At the start of the pandemic, hotel investment froze along with the rest of commercial real estate, but while other markets have thawed, mandated travel bans and subsequent outbreaks of COVID-19 have prevented the hotel market from recovering. In a blog post published by Preqin, John McCourt and Ryan McAndrew of RSM US LLP predict that deal flow won’t return until 2022 to levels seen before the pandemic. But when it does return, it will likely come in fits and starts depending on the asset type, its location and the financial status of the owner.
There are several factors contributing to the decrease in deal flow, starting with a mismatch between buyers and sellers on pricing, according to McAndrew and McCourt.
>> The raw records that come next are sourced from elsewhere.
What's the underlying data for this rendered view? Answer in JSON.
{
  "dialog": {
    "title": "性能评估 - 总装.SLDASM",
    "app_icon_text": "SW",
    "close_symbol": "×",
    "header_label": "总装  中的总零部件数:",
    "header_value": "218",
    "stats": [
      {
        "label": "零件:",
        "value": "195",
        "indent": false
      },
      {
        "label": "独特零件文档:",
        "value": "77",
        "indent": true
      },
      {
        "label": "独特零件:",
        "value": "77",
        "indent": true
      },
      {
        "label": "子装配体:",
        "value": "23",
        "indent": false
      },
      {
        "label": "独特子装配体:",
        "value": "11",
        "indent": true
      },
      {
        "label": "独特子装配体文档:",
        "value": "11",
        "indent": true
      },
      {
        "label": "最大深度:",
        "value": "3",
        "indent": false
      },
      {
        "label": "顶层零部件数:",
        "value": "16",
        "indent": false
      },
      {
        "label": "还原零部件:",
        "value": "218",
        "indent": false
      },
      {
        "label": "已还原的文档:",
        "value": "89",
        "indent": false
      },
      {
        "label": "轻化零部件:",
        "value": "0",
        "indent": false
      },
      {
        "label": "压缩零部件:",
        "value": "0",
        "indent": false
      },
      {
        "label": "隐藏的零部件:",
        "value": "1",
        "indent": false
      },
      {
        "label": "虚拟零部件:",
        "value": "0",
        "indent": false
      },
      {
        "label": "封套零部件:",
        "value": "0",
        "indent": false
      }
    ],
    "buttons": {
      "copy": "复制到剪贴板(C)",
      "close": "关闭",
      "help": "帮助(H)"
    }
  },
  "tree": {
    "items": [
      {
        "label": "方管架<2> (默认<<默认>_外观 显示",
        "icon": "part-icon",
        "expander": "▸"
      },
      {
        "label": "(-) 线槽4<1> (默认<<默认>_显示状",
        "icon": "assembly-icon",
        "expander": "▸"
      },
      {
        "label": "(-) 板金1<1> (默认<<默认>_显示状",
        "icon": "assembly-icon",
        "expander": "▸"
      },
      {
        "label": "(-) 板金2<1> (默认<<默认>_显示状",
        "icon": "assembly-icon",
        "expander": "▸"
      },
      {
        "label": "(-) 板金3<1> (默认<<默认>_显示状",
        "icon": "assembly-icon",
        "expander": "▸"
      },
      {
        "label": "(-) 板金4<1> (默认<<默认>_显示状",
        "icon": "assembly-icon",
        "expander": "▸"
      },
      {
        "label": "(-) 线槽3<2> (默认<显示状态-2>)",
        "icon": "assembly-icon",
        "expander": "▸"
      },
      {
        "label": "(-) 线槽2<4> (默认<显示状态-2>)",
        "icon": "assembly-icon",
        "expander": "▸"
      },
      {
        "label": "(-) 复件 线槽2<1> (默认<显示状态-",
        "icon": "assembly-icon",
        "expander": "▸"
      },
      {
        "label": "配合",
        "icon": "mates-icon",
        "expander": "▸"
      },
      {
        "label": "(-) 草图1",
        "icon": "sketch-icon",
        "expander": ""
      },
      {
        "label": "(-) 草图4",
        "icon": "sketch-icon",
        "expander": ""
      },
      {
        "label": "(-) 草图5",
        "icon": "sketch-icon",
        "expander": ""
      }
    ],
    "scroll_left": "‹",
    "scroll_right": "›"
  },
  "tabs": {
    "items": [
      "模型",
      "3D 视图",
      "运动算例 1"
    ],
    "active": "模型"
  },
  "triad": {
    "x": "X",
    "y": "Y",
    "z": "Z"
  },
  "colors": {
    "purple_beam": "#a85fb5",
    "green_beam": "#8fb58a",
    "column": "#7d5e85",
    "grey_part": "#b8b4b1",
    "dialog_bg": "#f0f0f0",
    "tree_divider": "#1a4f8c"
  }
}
Government relief is also playing a role in poor deal flow as investors are uncertain about what will happen when government relief decreases or expires.
When investment activity does start to rebound, McAndrew and McCourt believe that good assets will continue to be in demand. They note that there is a difference between “a distressed asset and a distressed owner.” An owner that is in distress with a quality asset will continue to see demand. Those deals could rebound earlier, even in 2021. Distressed assets, on the other hand, will not see a return in investment demand for sometime.
They also note that not all hotel assets have performed the same during the pandemic. Drive-to destinations became the best option for people willing or wanting to travel during the pandemic, and hotels in those markets barely decreased during the pandemic. Florida Panhandle, the Gulf Coast and Mid-Atlantic markets, for example, are doing well. Extended stays and limited service hotels are also performing well during the pandemic, as are hotels near college campuses, because students have been quarantining in hotels during COVID-19 outbreaks on campus.
By contrast, urban or suburban group convention-focused hotels, are hurting, and they will likely see a long road to recovery, according to McAndrew and McCourt. Recovery for other hotel segments will be market dependent. Many hotel executives are expecting China to recovery more rapidly than other markets, with predictions that occupancy will rebound to pre-pandemic levels as early as next year. Chinese hotels have put strict protocols in place that could provide a roadmap for US hotels to follow.